21 Jun Rite of Passage | How Kenyan Boys Become Young Men
We embrace the local traditions of our homes and the coming of age ceremony for boys is certainly a hallmark.
Each year the ceremony is marked with beautiful outfits, music and wonderful traditional cuisine. It is a unique moment of prayer, thanksgiving and joy to all the family members and the community at large.
Here’s a video from the ceremony in 2016 at our Kitalale Home. A similar ceremony took place in 2017 and will be conducted again this year.
What Does the “Crossing the Line” Entail?
The rite of passage ceremony is one of the most important ceremonies for Kenyan boys, aged 12-13 years old. Often called “crossing the line”, the tradition marks the passage from boyhood to teenagehood.
Our boys went through circumcision procedure and training within a group from their church. They were away at a camp for two weeks where they were counseled, mentored, received teachings and the actual circumcision procedure. During this period kids are taught good morals and virtues needed for them to survive the challenging times that follow this stage. The hope is to prepare them to succeed in future as responsible adults.
Once home, the now-men stayed up in the guest huts area and remained isolated for another two weeks to heal and and share special times with the “house fathers and men” of the home. At the end of this time there was a great celebration which is symbolic of the boys coming back to the family as men.
From Emily, who was present for the celebration:
“In the morning of the celebration the house fathers and other male staff spent special time with the boys and together they celebrated and painted their faces and prepared their dancing. The guests were in the tent, the men and boys came out dancing and were received by all the women.
The women then met the boys and took over with their traditional dance and song to usher them back into the family as no longer boys, but young men. There were several presentations from both male and female staff, even I shared!
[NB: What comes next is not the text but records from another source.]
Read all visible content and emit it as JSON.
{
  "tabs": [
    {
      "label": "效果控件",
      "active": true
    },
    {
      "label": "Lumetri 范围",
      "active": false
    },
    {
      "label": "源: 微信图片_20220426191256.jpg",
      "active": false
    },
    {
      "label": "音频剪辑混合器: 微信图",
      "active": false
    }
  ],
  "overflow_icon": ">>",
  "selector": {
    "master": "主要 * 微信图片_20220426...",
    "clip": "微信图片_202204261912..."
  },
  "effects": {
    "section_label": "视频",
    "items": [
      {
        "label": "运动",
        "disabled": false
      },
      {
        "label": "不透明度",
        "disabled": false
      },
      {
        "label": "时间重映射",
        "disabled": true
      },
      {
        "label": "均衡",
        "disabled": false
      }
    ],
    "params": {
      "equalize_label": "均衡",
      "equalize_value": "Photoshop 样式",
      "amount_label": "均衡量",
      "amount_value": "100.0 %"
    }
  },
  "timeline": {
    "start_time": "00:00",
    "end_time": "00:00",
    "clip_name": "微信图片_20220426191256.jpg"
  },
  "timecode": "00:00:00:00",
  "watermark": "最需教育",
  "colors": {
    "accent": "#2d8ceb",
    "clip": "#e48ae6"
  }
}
All were focused on speaking into their lives.
We then had a wonderful meal of roasted goat and enjoyed the special time together.”
After the Ceremony
Per Kenyan culture, once the young men go through the ceremony they move to a separate cottage where the older males live together with their “house father”. It was a very exciting time for the boys and they were proud to be recognized as young men.
We are so thankful for our Kenyan staff who lead our children and are committed to maintaining important cultural traditions.
Plans are already in place for a celebration this year!
Please join us in prayer for the boys making the transition, that they would be prepared and well cared for as they come of age in our community.